Linux have a lot of utilities to manage, diagnose, check and correct different type of file systems. these utilities provide a lot of features especially Linux native filesystems like ext2,ext3,ext4 etc. One of the most popular tool is
fsck tool. In this tutorial we will look general usage of fsck
Fsck have similar syntax with other Linux tools but have some difference like adding file system specific options to the end of command as we can see below.
fsck [-lsAVRTMNP] [-r [fd]] [-C [fd]] [-t fstype] [filesystem...] [--] [fs-specific-options]
$ fsck -h
To work with fsck and fix the disks and partitions we need to know and list the partitions and disks.
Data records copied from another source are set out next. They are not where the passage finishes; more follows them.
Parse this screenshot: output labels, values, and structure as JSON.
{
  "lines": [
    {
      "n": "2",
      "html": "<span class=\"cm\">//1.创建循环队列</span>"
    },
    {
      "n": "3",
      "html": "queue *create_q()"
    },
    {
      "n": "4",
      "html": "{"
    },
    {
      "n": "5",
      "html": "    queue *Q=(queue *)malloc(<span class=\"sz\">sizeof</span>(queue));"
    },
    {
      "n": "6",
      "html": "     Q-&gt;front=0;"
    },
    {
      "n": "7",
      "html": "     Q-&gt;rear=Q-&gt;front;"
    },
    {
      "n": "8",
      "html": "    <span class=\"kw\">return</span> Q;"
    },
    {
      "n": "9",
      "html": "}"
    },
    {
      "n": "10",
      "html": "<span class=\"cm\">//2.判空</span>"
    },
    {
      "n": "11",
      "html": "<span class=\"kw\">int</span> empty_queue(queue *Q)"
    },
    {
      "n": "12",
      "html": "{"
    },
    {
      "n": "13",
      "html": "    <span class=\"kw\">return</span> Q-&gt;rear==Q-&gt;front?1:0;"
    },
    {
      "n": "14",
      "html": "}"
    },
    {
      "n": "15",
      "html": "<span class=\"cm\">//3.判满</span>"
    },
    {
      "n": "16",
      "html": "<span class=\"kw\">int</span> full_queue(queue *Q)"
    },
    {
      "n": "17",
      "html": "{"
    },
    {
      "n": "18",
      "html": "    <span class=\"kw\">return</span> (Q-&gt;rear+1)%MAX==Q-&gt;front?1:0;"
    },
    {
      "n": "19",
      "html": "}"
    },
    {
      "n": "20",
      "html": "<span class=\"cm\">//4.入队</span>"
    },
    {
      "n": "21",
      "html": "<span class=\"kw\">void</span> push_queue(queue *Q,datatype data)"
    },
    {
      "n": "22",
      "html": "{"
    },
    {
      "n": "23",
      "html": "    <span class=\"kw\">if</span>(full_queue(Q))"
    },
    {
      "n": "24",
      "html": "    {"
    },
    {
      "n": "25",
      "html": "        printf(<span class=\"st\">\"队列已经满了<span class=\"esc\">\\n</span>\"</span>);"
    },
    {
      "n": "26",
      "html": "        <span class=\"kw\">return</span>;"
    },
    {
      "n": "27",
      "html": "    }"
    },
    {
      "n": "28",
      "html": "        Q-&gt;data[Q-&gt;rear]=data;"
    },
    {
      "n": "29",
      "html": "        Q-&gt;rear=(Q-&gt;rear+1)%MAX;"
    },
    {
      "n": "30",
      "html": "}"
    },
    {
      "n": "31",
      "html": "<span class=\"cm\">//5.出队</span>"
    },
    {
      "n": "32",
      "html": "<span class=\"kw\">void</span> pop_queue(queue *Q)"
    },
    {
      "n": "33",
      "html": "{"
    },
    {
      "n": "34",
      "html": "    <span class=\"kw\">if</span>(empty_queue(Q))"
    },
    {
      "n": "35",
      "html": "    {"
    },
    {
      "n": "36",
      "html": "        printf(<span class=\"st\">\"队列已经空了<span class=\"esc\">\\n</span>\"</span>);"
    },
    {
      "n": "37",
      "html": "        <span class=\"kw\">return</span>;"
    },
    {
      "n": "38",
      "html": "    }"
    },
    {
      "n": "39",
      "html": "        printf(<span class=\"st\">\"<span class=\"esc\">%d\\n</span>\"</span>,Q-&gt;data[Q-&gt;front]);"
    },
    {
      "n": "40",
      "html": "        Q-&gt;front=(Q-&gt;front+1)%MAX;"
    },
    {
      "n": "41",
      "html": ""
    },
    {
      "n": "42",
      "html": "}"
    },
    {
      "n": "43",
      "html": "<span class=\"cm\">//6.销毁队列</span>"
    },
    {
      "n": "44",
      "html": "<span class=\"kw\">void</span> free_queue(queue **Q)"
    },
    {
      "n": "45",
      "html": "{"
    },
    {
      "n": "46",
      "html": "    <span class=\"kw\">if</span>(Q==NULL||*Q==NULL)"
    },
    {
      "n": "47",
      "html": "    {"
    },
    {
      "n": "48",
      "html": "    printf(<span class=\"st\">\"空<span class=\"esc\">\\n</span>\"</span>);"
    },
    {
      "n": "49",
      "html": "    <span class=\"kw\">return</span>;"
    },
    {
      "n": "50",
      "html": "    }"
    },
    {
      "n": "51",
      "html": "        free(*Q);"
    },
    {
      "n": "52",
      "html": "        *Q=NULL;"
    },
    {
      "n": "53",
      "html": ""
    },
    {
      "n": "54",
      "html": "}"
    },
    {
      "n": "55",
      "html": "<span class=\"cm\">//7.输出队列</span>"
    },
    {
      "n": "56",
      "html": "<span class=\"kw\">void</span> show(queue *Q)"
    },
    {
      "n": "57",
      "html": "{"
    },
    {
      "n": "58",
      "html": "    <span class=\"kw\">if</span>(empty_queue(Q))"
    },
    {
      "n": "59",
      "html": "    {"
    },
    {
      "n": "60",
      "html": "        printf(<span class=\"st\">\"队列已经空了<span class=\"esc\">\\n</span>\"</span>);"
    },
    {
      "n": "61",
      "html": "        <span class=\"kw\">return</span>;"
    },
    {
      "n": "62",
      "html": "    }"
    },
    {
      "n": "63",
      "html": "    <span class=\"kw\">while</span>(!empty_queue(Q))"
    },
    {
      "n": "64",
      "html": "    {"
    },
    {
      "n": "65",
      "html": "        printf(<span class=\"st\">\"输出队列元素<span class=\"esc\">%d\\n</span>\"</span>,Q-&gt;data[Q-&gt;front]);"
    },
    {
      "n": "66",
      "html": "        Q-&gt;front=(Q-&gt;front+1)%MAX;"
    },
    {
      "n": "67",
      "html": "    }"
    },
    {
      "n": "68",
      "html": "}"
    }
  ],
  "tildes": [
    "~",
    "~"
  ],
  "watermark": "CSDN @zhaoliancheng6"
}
There are different tools those can be used to list partitions. In this example we will use parted to list partitions and file systems.
$ sudo parted -l
While interacting with tools related file system be cautious. Because mounted file systems are error prone. Prefer using these tools on a unmounted partitions for more safety.
Fsck provides sub tools for different file systems. File system is an oprating system level system used to store files, folders, pictures and data into storage like HDD, SSD in a convenient manner. Ext3 is different then ext4 and they have generally different tools to work. Fsck will automatically select related tool according to file system type.
$ sudo fsck /dev/vdb1
While using fsck there will be some errors, warnings or messages about the operations. Below are some of them
- 0 – No errors
- 1 – Filesystem errors corrected
- 2 – System should be rebooted
- 4 – File System errors left uncorrected
- 8 – Operational error
- 16 – Usage or syntax error
- 32 – Fsck canceled by user request
- 128 – Shared-library error
Check Specific File System
In previous example we have used fsck in a generic way that fsck decided the file system of the specified partitions and selected file system accordingly. There is a way to specifically decided the file system. We have following options . After writing
fsck tabbing will list available options like below.
Check All File Systems
Another option to effectively check file systems is check them in one command. But there are some configuration to select partitions. fsck will look
/etc/fstab file to check file systems. If a file system is not listed in fstab it will be not checked. Let’s look our current fstab content with the following command
$ cat /etc/fstab
And now we will use
-A options to check all file systems listen in fstab file.
$ sudo fsck -A
As we can see from above screenshot
vda1 partition is all ready mounted and can not checked.
Do Not Check Mounted File Systems
Checking mounted file systems can create problems. So preventing check of mounted file system by default is the best practice.
-M option can be used to prevent mounted file systems to prevent problems.
$ fsck -M /dev/vdb1
Do Not Display Title
While checking file systems fsck will provide some information called title in the begging of the check. This information can be problem if we only want actual operation data provided fsck. This title information can be skipped with
$ fsck -T /dev/vdb1
Automatically Fix Problems
While checking file system there may be a lot of errors to fix. For each error one by one a question will be asked to us whether we want to fix this error. If there are 10.000 errors to fix this will be very hard job. Fsck provides a simple work around for this situation.
-y option can be provided to automatically fix the errors without answering all of them one by one.
$ fsck -y /dev/vdb1
Do Not Fix Just Report
Some time we may need to only get report about errors and corrupts. Fsck provides options for only reporting purposes without fixing errors.
-n option provides this feature.
$ fsck -n /dev/vdb1